■ Required work
Print all the entries verbatim.

■ Materials provided
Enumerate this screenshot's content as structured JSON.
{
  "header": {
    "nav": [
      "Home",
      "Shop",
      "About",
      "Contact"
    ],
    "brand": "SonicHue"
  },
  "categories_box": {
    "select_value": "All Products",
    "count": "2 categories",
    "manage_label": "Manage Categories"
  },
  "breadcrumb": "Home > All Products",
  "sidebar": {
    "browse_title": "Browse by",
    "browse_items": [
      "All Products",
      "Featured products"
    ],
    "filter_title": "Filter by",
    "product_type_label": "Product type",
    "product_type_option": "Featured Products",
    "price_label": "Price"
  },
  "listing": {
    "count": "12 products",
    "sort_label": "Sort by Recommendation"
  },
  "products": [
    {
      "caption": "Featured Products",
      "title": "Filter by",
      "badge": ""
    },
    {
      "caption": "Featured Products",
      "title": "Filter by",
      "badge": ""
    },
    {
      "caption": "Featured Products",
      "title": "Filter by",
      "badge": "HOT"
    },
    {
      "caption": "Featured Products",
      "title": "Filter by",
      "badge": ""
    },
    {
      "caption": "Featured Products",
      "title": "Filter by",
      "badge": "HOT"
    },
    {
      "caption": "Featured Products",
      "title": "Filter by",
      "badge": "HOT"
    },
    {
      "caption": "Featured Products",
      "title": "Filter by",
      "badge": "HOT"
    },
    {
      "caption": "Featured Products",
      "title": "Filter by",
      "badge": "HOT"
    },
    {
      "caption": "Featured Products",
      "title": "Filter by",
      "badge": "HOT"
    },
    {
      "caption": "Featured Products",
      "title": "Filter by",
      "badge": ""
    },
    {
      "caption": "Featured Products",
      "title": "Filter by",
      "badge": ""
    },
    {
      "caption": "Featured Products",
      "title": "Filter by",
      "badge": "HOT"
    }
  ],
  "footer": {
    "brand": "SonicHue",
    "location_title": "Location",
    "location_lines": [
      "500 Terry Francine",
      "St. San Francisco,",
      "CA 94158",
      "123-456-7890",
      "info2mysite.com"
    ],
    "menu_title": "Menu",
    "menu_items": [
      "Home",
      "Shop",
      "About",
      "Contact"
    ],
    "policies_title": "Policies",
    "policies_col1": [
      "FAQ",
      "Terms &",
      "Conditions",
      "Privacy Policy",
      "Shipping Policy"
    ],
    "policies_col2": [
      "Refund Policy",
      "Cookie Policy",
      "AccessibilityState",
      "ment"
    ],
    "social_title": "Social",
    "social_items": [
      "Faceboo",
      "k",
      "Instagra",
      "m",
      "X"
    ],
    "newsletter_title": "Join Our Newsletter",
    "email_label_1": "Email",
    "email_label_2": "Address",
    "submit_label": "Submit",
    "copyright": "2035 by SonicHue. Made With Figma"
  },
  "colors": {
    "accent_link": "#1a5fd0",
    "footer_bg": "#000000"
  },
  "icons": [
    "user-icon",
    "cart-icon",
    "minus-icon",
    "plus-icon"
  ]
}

■ Response area
Enumerate this screenshot's content as structured JSON.
{
  "header": {
    "nav": [
      "Home",
      "Shop",
      "About",
      "Contact"
    ],
    "brand": "SonicHue"
  },
  "categories_box": {
    "select_value": "All Products",
    "count": "2 categories",
    "manage_label": "Manage Categories"
  },
  "breadcrumb": "Home > All Products",
  "sidebar": {
    "browse_title": "Browse by",
    "browse_items": [
      "All Products",
      "Featured products"
    ],
    "filter_title": "Filter by",
    "product_type_label": "Product type",
    "product_type_option": "Featured Products",
    "price_label": "Price"
  },
  "listing": {
    "count": "12 products",
    "sort_label": "Sort by Recommendation"
  },
  "products": [
    {
      "caption": "Featured Products",
      "title": "Filter by",
      "badge": ""
    },
    {
      "caption": "Featured Products",
      "title": "Filter by",
      "badge": ""
    },
    {
      "caption": "Featured Products",
      "title": "Filter by",
      "badge": "HOT"
    },
    {
      "caption": "Featured Products",
      "title": "Filter by",
      "badge": ""
    },
    {
      "caption": "Featured Products",
      "title": "Filter by",
      "badge": "HOT"
    },
    {
      "caption": "Featured Products",
      "title": "Filter by",
      "badge": "HOT"
    },
    {
      "caption": "Featured Products",
      "title": "Filter by",
      "badge": "HOT"
    },
    {
      "caption": "Featured Products",
      "title": "Filter by",
      "badge": "HOT"
    },
    {
      "caption": "Featured Products",
      "title": "Filter by",
      "badge": "HOT"
    },
    {
      "caption": "Featured Products",
      "title": "Filter by",
      "badge": ""
    },
    {
      "caption": "Featured Products",
      "title": "Filter by",
      "badge": ""
    },
    {
      "caption": "Featured Products",
      "title": "Filter by",
      "badge": "HOT"
    }
  ],
  "footer": {
    "brand": "SonicHue",
    "location_title": "Location",
    "location_lines": [
      "500 Terry Francine",
      "St. San Francisco,",
      "CA 94158",
      "123-456-7890",
      "info2mysite.com"
    ],
    "menu_title": "Menu",
    "menu_items": [
      "Home",
      "Shop",
      "About",
      "Contact"
    ],
    "policies_title": "Policies",
    "policies_col1": [
      "FAQ",
      "Terms &",
      "Conditions",
      "Privacy Policy",
      "Shipping Policy"
    ],
    "policies_col2": [
      "Refund Policy",
      "Cookie Policy",
      "AccessibilityState",
      "ment"
    ],
    "social_title": "Social",
    "social_items": [
      "Faceboo",
      "k",
      "Instagra",
      "m",
      "X"
    ],
    "newsletter_title": "Join Our Newsletter",
    "email_label_1": "Email",
    "email_label_2": "Address",
    "submit_label": "Submit",
    "copyright": "2035 by SonicHue. Made With Figma"
  },
  "colors": {
    "accent_link": "#1a5fd0",
    "footer_bg": "#000000"
  },
  "icons": [
    "user-icon",
    "cart-icon",
    "minus-icon",
    "plus-icon"
  ]
}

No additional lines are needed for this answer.